ACTIVITY >> The expected output is a copy of every line in the records with the string "color".

EXERCISE INPUTS >>
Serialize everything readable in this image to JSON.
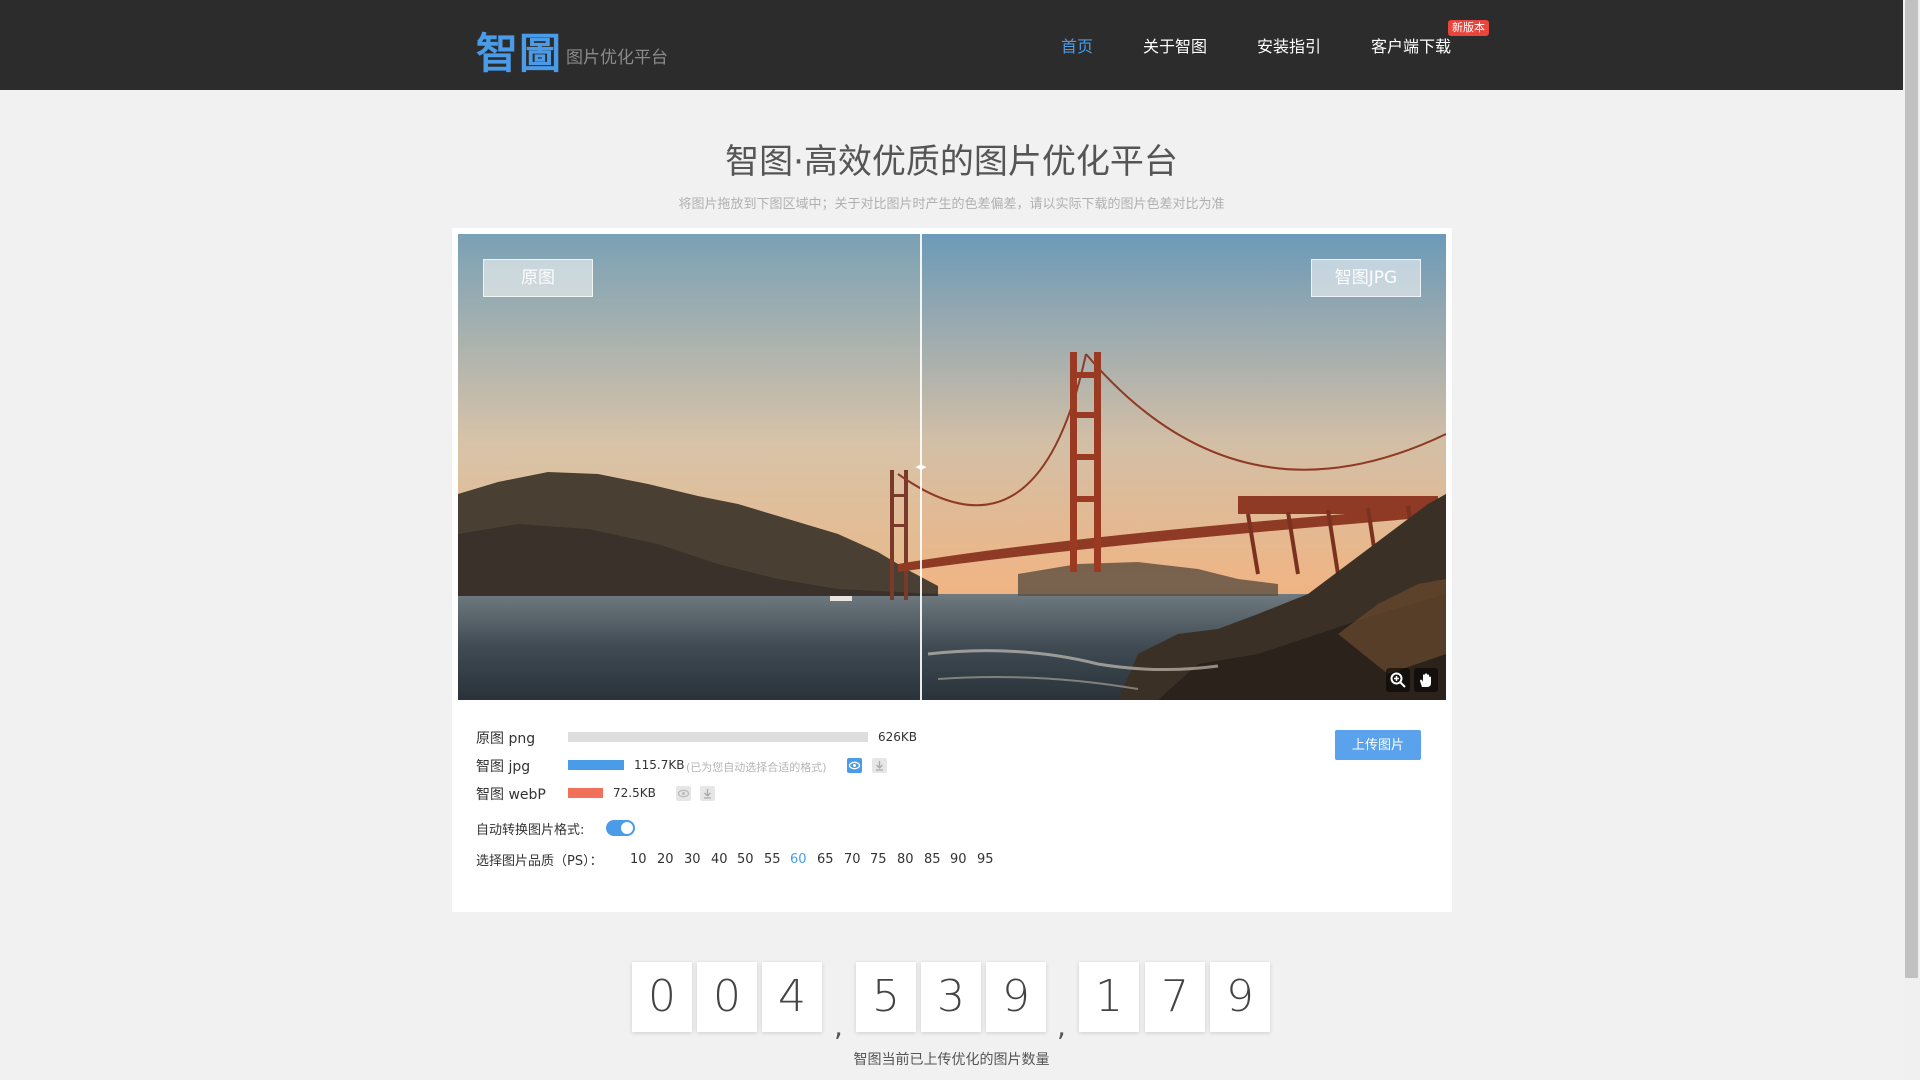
{
  "header": {
    "logo": "智圖",
    "logo_sub": "图片优化平台",
    "nav": [
      {
        "label": "首页",
        "active": true
      },
      {
        "label": "关于智图",
        "active": false
      },
      {
        "label": "安装指引",
        "active": false
      },
      {
        "label": "客户端下载",
        "active": false
      }
    ],
    "badge": "新版本"
  },
  "page": {
    "title": "智图·高效优质的图片优化平台",
    "subtitle": "将图片拖放到下图区域中；关于对比图片时产生的色差偏差，请以实际下载的图片色差对比为准"
  },
  "viewer": {
    "left_label": "原图",
    "right_label": "智图JPG",
    "handle_icon": "split-arrows-icon",
    "tools": [
      "zoom-in-icon",
      "drag-hand-icon"
    ]
  },
  "files": {
    "original": {
      "label": "原图 png",
      "size": "626KB",
      "ratio": 1.0,
      "color": "#dddddd"
    },
    "jpg": {
      "label": "智图 jpg",
      "size": "115.7KB",
      "hint": "(已为您自动选择合适的格式)",
      "ratio": 0.185,
      "color": "#4a9be8"
    },
    "webp": {
      "label": "智图 webP",
      "size": "72.5KB",
      "ratio": 0.116,
      "color": "#f0705a"
    }
  },
  "controls": {
    "upload_label": "上传图片",
    "auto_convert_label": "自动转换图片格式:",
    "auto_convert_on": true,
    "quality_label": "选择图片品质（PS）：",
    "quality_options": [
      "10",
      "20",
      "30",
      "40",
      "50",
      "55",
      "60",
      "65",
      "70",
      "75",
      "80",
      "85",
      "90",
      "95"
    ],
    "quality_selected": "60"
  },
  "counter": {
    "digits": [
      "0",
      "0",
      "4",
      "5",
      "3",
      "9",
      "1",
      "7",
      "9"
    ],
    "separator": ",",
    "caption": "智图当前已上传优化的图片数量"
  }
}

COMPLETED TASK >>
      "color": "#dddddd"
      "color": "#4a9be8"
      "color": "#f0705a"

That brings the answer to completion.